[EXERCISE GOAL] Your copy must hold all of the data below, unchanged and without images.

*** INPUT MATERIAL Section Begins ***

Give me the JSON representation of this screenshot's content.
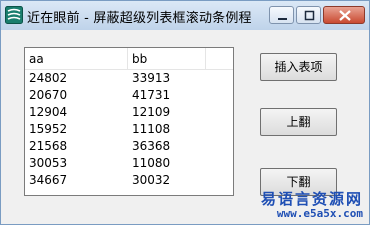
{
  "window": {
    "title": "近在眼前 - 屏蔽超级列表框滚动条例程",
    "icon": "app-logo-icon",
    "controls": [
      "minimize-icon",
      "maximize-icon",
      "close-icon"
    ]
  },
  "list": {
    "columns": [
      "aa",
      "bb"
    ],
    "rows": [
      [
        "24802",
        "33913"
      ],
      [
        "20670",
        "41731"
      ],
      [
        "12904",
        "12109"
      ],
      [
        "15952",
        "11108"
      ],
      [
        "21568",
        "36368"
      ],
      [
        "30053",
        "11080"
      ],
      [
        "34667",
        "30032"
      ]
    ]
  },
  "buttons": {
    "insert": "插入表项",
    "up": "上翻",
    "down": "下翻"
  },
  "watermark": {
    "chinese": "易语言资源网",
    "url": "www.e5a5x.com"
  },
  "colors": {
    "titlebar": "#c8daef",
    "watermark": "#1f4fb4"
  }
}
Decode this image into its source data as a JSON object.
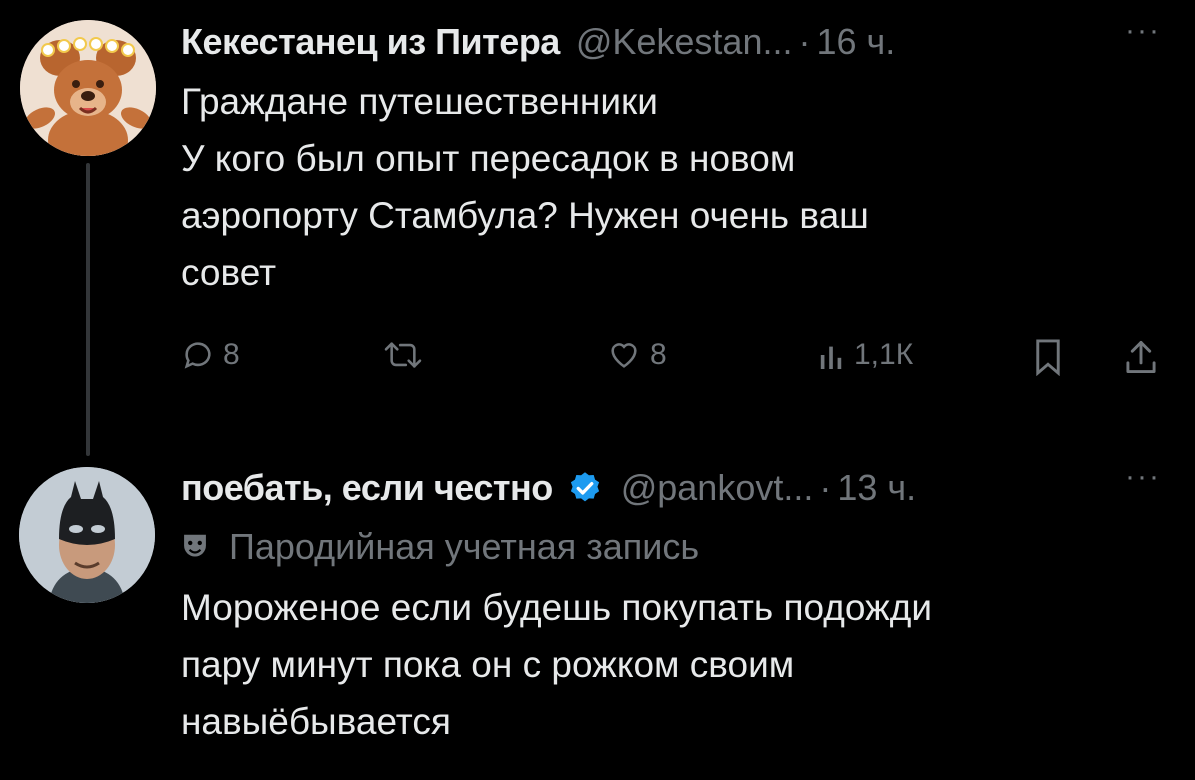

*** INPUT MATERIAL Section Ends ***

[SOLUTION FOR THIS EXERCISE]
Give me the JSON representation of this screenshot's content.
{
  "window": {
    "title": "近在眼前 - 屏蔽超级列表框滚动条例程",
    "icon": "app-logo-icon",
    "controls": [
      "minimize-icon",
      "maximize-icon",
      "close-icon"
    ]
  },
  "list": {
    "columns": [
      "aa",
      "bb"
    ],
    "rows": [
      [
        "24802",
        "33913"
      ],
      [
        "20670",
        "41731"
      ],
      [
        "12904",
        "12109"
      ],
      [
        "15952",
        "11108"
      ],
      [
        "21568",
        "36368"
      ],
      [
        "30053",
        "11080"
      ],
      [
        "34667",
        "30032"
      ]
    ]
  },
  "buttons": {
    "insert": "插入表项",
    "up": "上翻",
    "down": "下翻"
  },
  "watermark": {
    "chinese": "易语言资源网",
    "url": "www.e5a5x.com"
  },
  "colors": {
    "titlebar": "#c8daef",
    "watermark": "#1f4fb4"
  }
}
Decode this image into its source data as a JSON object.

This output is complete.